Cleveland’s Heart Breaks Again
CLEVELAND (AP) _ Nothing ever hurt this much.
This title-starved city watched in anguish as its best chance to win the World Series in nearly a half-century slipped away Sunday night, when the Florida Marlins won Game 7 over the Cleveland Indians 3-2 in 11 innings.
For long-suffering Indians fans _ who have not seen their club win the World Series since 1948 and have witnessed four 100-loss seasons since 1971 _ it was the hardest loss ever.
``I’m heartbroken,″ said Indians fans Ben Pyles. ``We’ve waited 50 years for this and they lose it when they’re two outs away. It’s driving me nuts.″
Pyles was one of about 2,000 people who braved a steady rain and bone-chilling cold to watch the game on giant TV screens outside at the Nautica entertainment complex in the Flats district, a neighborhood of bars and restaurants.
Bars in the Flats and Gateway neighborhood near Jacobs Field were jammed throughout the marathon game that lasted into early Monday morning.
For most watching in this city of a half-million, it was an emotionally exhausting experience.
The mood was festive as the Indians entered the bottom of the ninth inning ahead 2-1. But things changed when Florida’s Craig Counsell drove a sacrifice fly to deep right field, scoring Moises Alou to tie it.
At Pete & Dewey’s, just beyond the center field fence of Jacobs Field, many in the standing room crowd put their heads in their hands.
Other walked in circles, stunned in disbelief. Some cursed. At Nautica, the once rowdy crowd went completely silent.
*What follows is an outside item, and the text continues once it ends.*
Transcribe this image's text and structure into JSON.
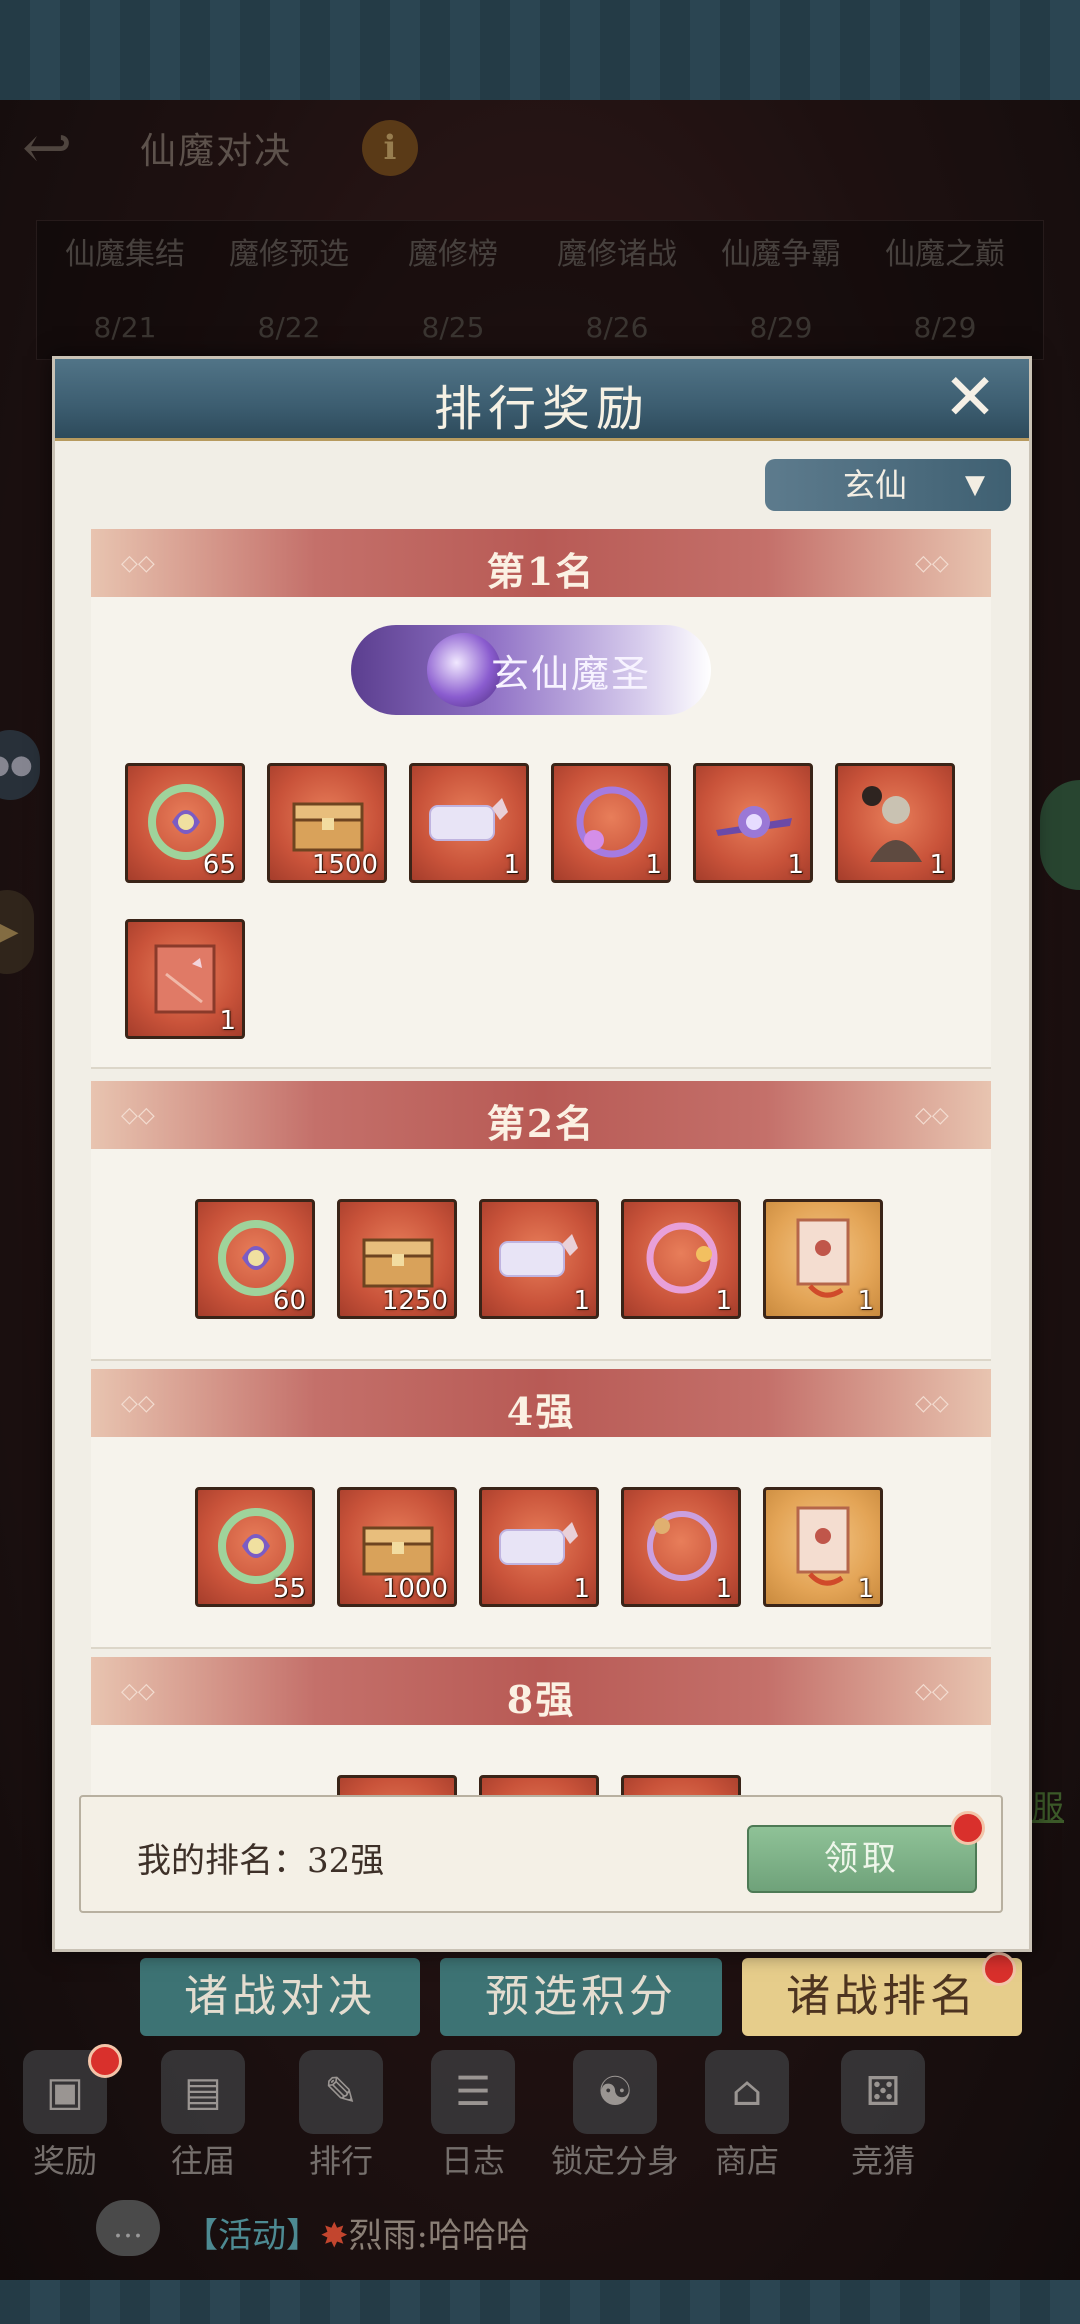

The disbelief soon turned to despair when Edgar Renteria singled in Counsell to win the game for Florida.
``Oh God!″ cried a fan at Pete & Dewey’s.
``Another year!″ yelled another.
Others just wept.
The fans at Nautica, soaked and tired, picked up their belongings and headed home.
``We were so close _ it was awful,″ said Kim Turan.
``It seems the city of Cleveland can’t get a break,″ said Joan Hinkle.
No Cleveland sports team has won a major title since the 1964 Cleveland Browns won the NFL championship.
Still, as they trudged home disappointed, Cleveland fans were already beginning to forgive the Indians.
``I felt really bad for them,″ said Michelle Jagielo. ``They should have won, but we’re proud of them.″